That's what left-leaning Andy at World Wide Rant wants to know. Criticizing the anti-gay-marriage movement, he writes, "That's right, in order to keep up their bigoted campaign against gay marriage, they will sacrifice the well-being of children and refuse to hold people accountable for their actions and choice."
"Honestly, I am offended that the gay parents who resist paying support try arguing that since they weren't legally married, they weren't legally parents and thus aren't legally liable for supporting children they agreed to!" says conservative Jonathan Leffingwell at Crush Liberalism. "I mean, you can't say 'We just want to be the same as everyone else' and then say 'Uh...except here!' "
Read more about the court decisions.

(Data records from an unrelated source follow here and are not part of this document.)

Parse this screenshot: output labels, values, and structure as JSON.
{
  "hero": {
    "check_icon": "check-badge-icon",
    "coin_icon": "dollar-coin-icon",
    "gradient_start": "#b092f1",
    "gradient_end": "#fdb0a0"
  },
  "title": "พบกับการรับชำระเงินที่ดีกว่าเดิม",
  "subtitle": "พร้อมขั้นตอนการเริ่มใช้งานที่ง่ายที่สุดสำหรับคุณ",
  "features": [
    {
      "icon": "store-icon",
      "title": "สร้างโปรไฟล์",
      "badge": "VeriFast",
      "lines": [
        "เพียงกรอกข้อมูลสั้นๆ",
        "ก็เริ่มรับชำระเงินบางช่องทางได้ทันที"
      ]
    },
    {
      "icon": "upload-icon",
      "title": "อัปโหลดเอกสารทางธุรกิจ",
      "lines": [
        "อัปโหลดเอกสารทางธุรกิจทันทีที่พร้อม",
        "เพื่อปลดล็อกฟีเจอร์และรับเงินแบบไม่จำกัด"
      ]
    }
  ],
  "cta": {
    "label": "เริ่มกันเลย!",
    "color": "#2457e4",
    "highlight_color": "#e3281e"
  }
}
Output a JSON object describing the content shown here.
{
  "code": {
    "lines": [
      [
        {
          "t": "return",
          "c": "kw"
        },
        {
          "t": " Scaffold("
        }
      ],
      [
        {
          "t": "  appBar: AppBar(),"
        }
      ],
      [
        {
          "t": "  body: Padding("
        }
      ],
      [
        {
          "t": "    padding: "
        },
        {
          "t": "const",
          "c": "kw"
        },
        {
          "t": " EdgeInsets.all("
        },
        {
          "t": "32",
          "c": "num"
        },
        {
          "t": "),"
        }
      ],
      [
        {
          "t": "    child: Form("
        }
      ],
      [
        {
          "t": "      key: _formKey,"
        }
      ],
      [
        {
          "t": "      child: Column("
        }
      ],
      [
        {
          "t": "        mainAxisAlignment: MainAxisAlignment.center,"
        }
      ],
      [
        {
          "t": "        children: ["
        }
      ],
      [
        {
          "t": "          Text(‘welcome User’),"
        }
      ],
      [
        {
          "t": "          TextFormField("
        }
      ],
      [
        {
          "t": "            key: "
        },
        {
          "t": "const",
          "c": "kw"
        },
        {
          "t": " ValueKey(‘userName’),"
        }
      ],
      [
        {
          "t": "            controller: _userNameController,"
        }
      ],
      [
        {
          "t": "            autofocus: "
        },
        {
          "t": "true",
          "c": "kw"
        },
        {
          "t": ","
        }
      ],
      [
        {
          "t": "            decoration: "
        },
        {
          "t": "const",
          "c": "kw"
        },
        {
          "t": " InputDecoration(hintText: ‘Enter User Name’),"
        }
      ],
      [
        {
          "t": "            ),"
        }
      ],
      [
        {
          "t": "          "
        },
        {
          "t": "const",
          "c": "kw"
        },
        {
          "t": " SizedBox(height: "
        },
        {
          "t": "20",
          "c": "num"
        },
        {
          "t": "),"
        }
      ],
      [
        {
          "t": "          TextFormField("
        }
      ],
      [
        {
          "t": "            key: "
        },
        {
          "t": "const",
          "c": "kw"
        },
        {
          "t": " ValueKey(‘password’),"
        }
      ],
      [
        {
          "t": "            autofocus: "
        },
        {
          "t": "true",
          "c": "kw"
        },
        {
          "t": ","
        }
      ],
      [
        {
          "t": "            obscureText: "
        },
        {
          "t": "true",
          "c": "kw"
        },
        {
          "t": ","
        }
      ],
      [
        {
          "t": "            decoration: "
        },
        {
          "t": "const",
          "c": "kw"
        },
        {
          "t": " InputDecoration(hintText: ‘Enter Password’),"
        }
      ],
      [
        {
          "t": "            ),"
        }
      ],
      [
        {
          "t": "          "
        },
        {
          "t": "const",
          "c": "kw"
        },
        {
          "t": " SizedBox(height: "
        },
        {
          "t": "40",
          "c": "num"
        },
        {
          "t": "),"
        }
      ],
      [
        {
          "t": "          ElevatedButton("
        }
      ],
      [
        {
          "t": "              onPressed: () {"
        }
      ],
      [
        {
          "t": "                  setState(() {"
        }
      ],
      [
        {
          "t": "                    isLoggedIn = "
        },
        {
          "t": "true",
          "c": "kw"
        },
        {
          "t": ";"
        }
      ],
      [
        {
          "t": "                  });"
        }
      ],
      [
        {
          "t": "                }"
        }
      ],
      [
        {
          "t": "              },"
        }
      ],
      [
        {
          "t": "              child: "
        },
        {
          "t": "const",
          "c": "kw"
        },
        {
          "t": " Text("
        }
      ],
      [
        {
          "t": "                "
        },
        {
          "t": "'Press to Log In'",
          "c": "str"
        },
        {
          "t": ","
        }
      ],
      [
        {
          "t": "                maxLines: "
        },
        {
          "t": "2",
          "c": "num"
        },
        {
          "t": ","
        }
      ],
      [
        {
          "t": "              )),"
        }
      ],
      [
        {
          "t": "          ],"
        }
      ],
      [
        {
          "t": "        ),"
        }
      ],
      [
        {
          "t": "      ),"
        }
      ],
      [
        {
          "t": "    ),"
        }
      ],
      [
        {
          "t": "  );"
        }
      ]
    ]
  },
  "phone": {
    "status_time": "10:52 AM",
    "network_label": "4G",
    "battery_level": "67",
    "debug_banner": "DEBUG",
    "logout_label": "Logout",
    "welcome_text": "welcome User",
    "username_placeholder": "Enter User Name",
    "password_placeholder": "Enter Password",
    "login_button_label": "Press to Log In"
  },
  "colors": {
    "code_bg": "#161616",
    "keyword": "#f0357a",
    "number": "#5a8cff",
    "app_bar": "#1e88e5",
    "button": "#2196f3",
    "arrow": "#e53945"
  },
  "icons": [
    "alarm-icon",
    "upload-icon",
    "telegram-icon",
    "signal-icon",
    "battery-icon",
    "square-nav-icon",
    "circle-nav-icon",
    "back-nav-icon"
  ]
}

France goes after Lance: A French newspaper reports that tests performed in 2004 showed that seven-time Tour de France winner Lance Armstrong had traces of erythropoietin, or EPO, in urine samples collected in 1999. The sport did not test for EPO until 2001. Armstrong has called the story a "witch hunt."
"He could be as pure as the driven snow. He could be the Tiger Woods of cycling. I hope he is. It's nice when someone revives your faith in humanity by doing the right thing," says Steve H., a Floridian blogging at Hog on Ice. "But if you put a gun to my head and ask me to guess, I'll say I think he uses drugs."
So what, others say. "Thing is, this could be true," writes Austin, Texas, blogger La Vida Es Sueño. "The samples could be legit. But at this point it just doesn't matter because I don't believe a thing the French say about Lance Armstrong."
"After passing 178 drug tests despite the best efforts of various folks to prove he cheated, I think the guy is entitled to at least the benefit of the doubt," saysRun to Win, which blogs on sports "from a New England perspective."
Read more about the allegations.
Rachael Larimore is Slate's managing editor.